(Component data from apps and pages)

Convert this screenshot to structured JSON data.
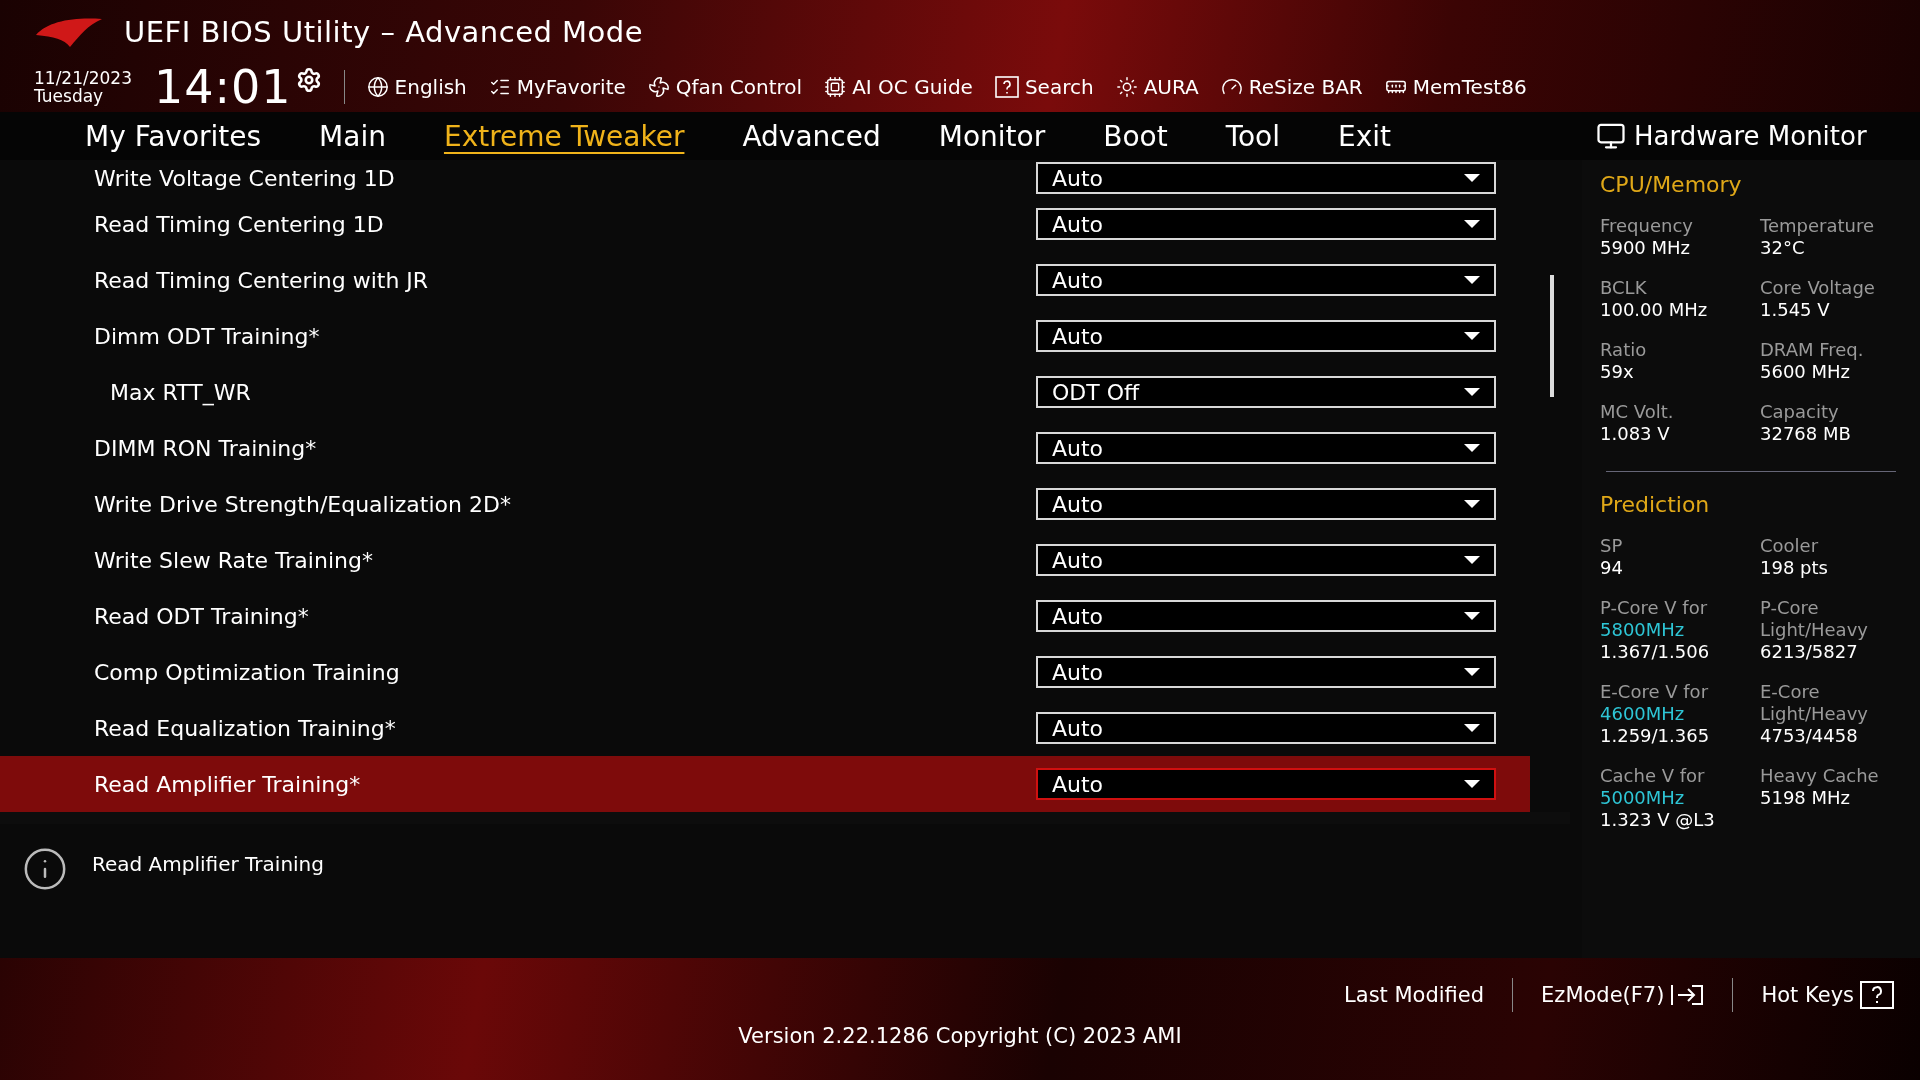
{
  "header": {
    "title": "UEFI BIOS Utility – Advanced Mode",
    "date": "11/21/2023",
    "day": "Tuesday",
    "time": "14:01",
    "tools": [
      {
        "kind": "language",
        "label": "English"
      },
      {
        "kind": "favorite",
        "label": "MyFavorite"
      },
      {
        "kind": "fan",
        "label": "Qfan Control"
      },
      {
        "kind": "guide",
        "label": "AI OC Guide"
      },
      {
        "kind": "search",
        "label": "Search"
      },
      {
        "kind": "aura",
        "label": "AURA"
      },
      {
        "kind": "resize",
        "label": "ReSize BAR"
      },
      {
        "kind": "memtest",
        "label": "MemTest86"
      }
    ]
  },
  "tabs": [
    {
      "label": "My Favorites",
      "selected": false
    },
    {
      "label": "Main",
      "selected": false
    },
    {
      "label": "Extreme Tweaker",
      "selected": true
    },
    {
      "label": "Advanced",
      "selected": false
    },
    {
      "label": "Monitor",
      "selected": false
    },
    {
      "label": "Boot",
      "selected": false
    },
    {
      "label": "Tool",
      "selected": false
    },
    {
      "label": "Exit",
      "selected": false
    }
  ],
  "settings": [
    {
      "label": "Write Voltage Centering 1D",
      "value": "Auto",
      "selected": false
    },
    {
      "label": "Read Timing Centering 1D",
      "value": "Auto",
      "selected": false
    },
    {
      "label": "Read Timing Centering with JR",
      "value": "Auto",
      "selected": false
    },
    {
      "label": "Dimm ODT Training*",
      "value": "Auto",
      "selected": false,
      "children": [
        {
          "label": "Max RTT_WR",
          "value": "ODT Off",
          "selected": false
        }
      ]
    },
    {
      "label": "DIMM RON Training*",
      "value": "Auto",
      "selected": false
    },
    {
      "label": "Write Drive Strength/Equalization 2D*",
      "value": "Auto",
      "selected": false
    },
    {
      "label": "Write Slew Rate Training*",
      "value": "Auto",
      "selected": false
    },
    {
      "label": "Read ODT Training*",
      "value": "Auto",
      "selected": false
    },
    {
      "label": "Comp Optimization Training",
      "value": "Auto",
      "selected": false
    },
    {
      "label": "Read Equalization Training*",
      "value": "Auto",
      "selected": false
    },
    {
      "label": "Read Amplifier Training*",
      "value": "Auto",
      "selected": true
    }
  ],
  "help": {
    "text": "Read Amplifier Training"
  },
  "hardware_monitor": {
    "title": "Hardware Monitor",
    "sections": [
      {
        "title": "CPU/Memory",
        "items": [
          {
            "label": "Frequency",
            "value": "5900 MHz"
          },
          {
            "label": "Temperature",
            "value": "32°C"
          },
          {
            "label": "BCLK",
            "value": "100.00 MHz"
          },
          {
            "label": "Core Voltage",
            "value": "1.545 V"
          },
          {
            "label": "Ratio",
            "value": "59x"
          },
          {
            "label": "DRAM Freq.",
            "value": "5600 MHz"
          },
          {
            "label": "MC Volt.",
            "value": "1.083 V"
          },
          {
            "label": "Capacity",
            "value": "32768 MB"
          }
        ]
      },
      {
        "title": "Prediction",
        "items": [
          {
            "label": "SP",
            "value": "94"
          },
          {
            "label": "Cooler",
            "value": "198 pts"
          },
          {
            "label": "P-Core V for",
            "highlight": "5800MHz",
            "value": "1.367/1.506"
          },
          {
            "label": "P-Core Light/Heavy",
            "value": "6213/5827"
          },
          {
            "label": "E-Core V for",
            "highlight": "4600MHz",
            "value": "1.259/1.365"
          },
          {
            "label": "E-Core Light/Heavy",
            "value": "4753/4458"
          },
          {
            "label": "Cache V for",
            "highlight": "5000MHz",
            "value": "1.323 V @L3"
          },
          {
            "label": "Heavy Cache",
            "value": "5198 MHz"
          }
        ]
      }
    ]
  },
  "footer": {
    "buttons": [
      {
        "kind": "last",
        "label": "Last Modified"
      },
      {
        "kind": "ezmode",
        "label": "EzMode(F7)"
      },
      {
        "kind": "hotkeys",
        "label": "Hot Keys"
      }
    ],
    "version": "Version 2.22.1286 Copyright (C) 2023 AMI"
  }
}
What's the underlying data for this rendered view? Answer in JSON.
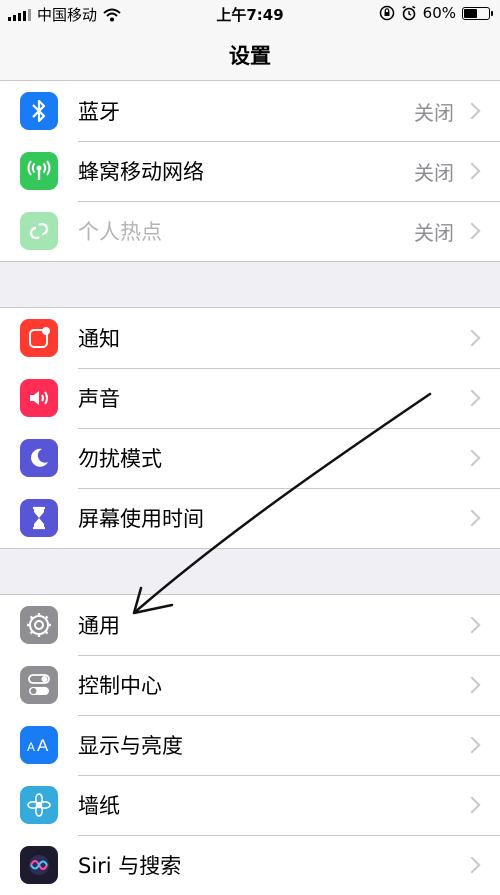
{
  "status": {
    "carrier": "中国移动",
    "time": "上午7:49",
    "battery_percent": "60%",
    "battery_level": 0.6
  },
  "nav": {
    "title": "设置"
  },
  "groups": [
    {
      "items": [
        {
          "label": "蓝牙",
          "value": "关闭",
          "icon": "bluetooth-icon",
          "color": "#1a7cf4"
        },
        {
          "label": "蜂窝移动网络",
          "value": "关闭",
          "icon": "cellular-icon",
          "color": "#34c759"
        },
        {
          "label": "个人热点",
          "value": "关闭",
          "icon": "hotspot-icon",
          "color": "#34c759",
          "disabled": true
        }
      ]
    },
    {
      "items": [
        {
          "label": "通知",
          "icon": "notifications-icon",
          "color": "#ff3b30"
        },
        {
          "label": "声音",
          "icon": "sound-icon",
          "color": "#ff2d55"
        },
        {
          "label": "勿扰模式",
          "icon": "moon-icon",
          "color": "#5856d6"
        },
        {
          "label": "屏幕使用时间",
          "icon": "hourglass-icon",
          "color": "#5856d6"
        }
      ]
    },
    {
      "items": [
        {
          "label": "通用",
          "icon": "gear-icon",
          "color": "#8e8e93"
        },
        {
          "label": "控制中心",
          "icon": "toggles-icon",
          "color": "#8e8e93"
        },
        {
          "label": "显示与亮度",
          "icon": "display-icon",
          "color": "#1a7cf4"
        },
        {
          "label": "墙纸",
          "icon": "wallpaper-flower-icon",
          "color": "#35aadc"
        },
        {
          "label": "Siri 与搜索",
          "icon": "siri-icon",
          "color": "#1c1c2e"
        }
      ]
    }
  ]
}
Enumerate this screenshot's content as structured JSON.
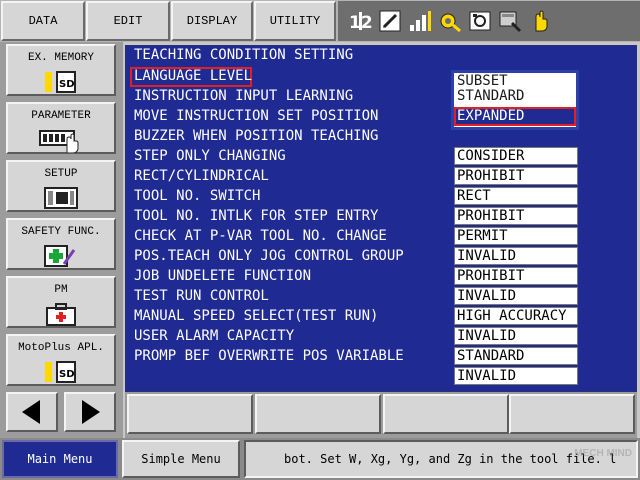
{
  "topbar": {
    "data_label": "DATA",
    "edit_label": "EDIT",
    "display_label": "DISPLAY",
    "utility_label": "UTILITY",
    "status_icons": [
      "program-level-icon",
      "edit-lock-icon",
      "signal-level-icon",
      "tool-icon",
      "storage-icon",
      "teach-mode-icon",
      "hand-icon"
    ]
  },
  "sidebar": {
    "items": [
      {
        "label": "EX. MEMORY",
        "icon": "sd-card-icon"
      },
      {
        "label": "PARAMETER",
        "icon": "parameter-icon"
      },
      {
        "label": "SETUP",
        "icon": "setup-icon"
      },
      {
        "label": "SAFETY FUNC.",
        "icon": "safety-icon"
      },
      {
        "label": "PM",
        "icon": "toolbox-icon"
      },
      {
        "label": "MotoPlus APL.",
        "icon": "sd-card-icon"
      }
    ],
    "left_arrow": "left-arrow-icon",
    "right_arrow": "right-arrow-icon"
  },
  "main": {
    "title": "TEACHING CONDITION SETTING",
    "rows": [
      {
        "label": "LANGUAGE LEVEL",
        "value": ""
      },
      {
        "label": "INSTRUCTION INPUT LEARNING",
        "value": ""
      },
      {
        "label": "MOVE INSTRUCTION SET POSITION",
        "value": ""
      },
      {
        "label": "BUZZER WHEN POSITION TEACHING",
        "value": "CONSIDER"
      },
      {
        "label": "STEP ONLY CHANGING",
        "value": "PROHIBIT"
      },
      {
        "label": "RECT/CYLINDRICAL",
        "value": "RECT"
      },
      {
        "label": "TOOL NO. SWITCH",
        "value": "PROHIBIT"
      },
      {
        "label": "TOOL NO. INTLK FOR STEP ENTRY",
        "value": "PERMIT"
      },
      {
        "label": "CHECK AT P-VAR TOOL NO. CHANGE",
        "value": "INVALID"
      },
      {
        "label": "POS.TEACH ONLY JOG CONTROL GROUP",
        "value": "PROHIBIT"
      },
      {
        "label": "JOB UNDELETE FUNCTION",
        "value": "INVALID"
      },
      {
        "label": "TEST RUN CONTROL",
        "value": "HIGH ACCURACY"
      },
      {
        "label": "MANUAL SPEED SELECT(TEST RUN)",
        "value": "INVALID"
      },
      {
        "label": "USER ALARM CAPACITY",
        "value": "STANDARD"
      },
      {
        "label": "PROMP BEF OVERWRITE POS VARIABLE",
        "value": "INVALID"
      }
    ],
    "dropdown": {
      "options": [
        "SUBSET",
        "STANDARD",
        "EXPANDED"
      ],
      "selected": "EXPANDED"
    }
  },
  "bottombar": {
    "main_menu_label": "Main Menu",
    "simple_menu_label": "Simple Menu",
    "message": "bot. Set W, Xg, Yg, and Zg in the tool file.  l"
  },
  "watermark": "MECH MIND",
  "colors": {
    "accent_blue": "#1f2a93",
    "highlight_red": "#e41f1f"
  }
}
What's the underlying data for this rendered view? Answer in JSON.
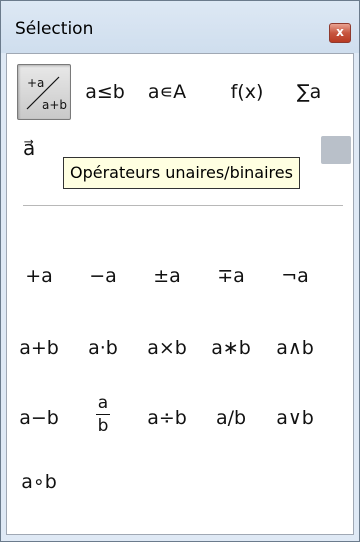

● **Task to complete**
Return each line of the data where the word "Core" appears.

● **Your solution**
            "label": "Core Voltage",
            "label": "P-Core V for",
            "label": "P-Core Light/Heavy",
            "label": "E-Core V for",
            "label": "E-Core Light/Heavy",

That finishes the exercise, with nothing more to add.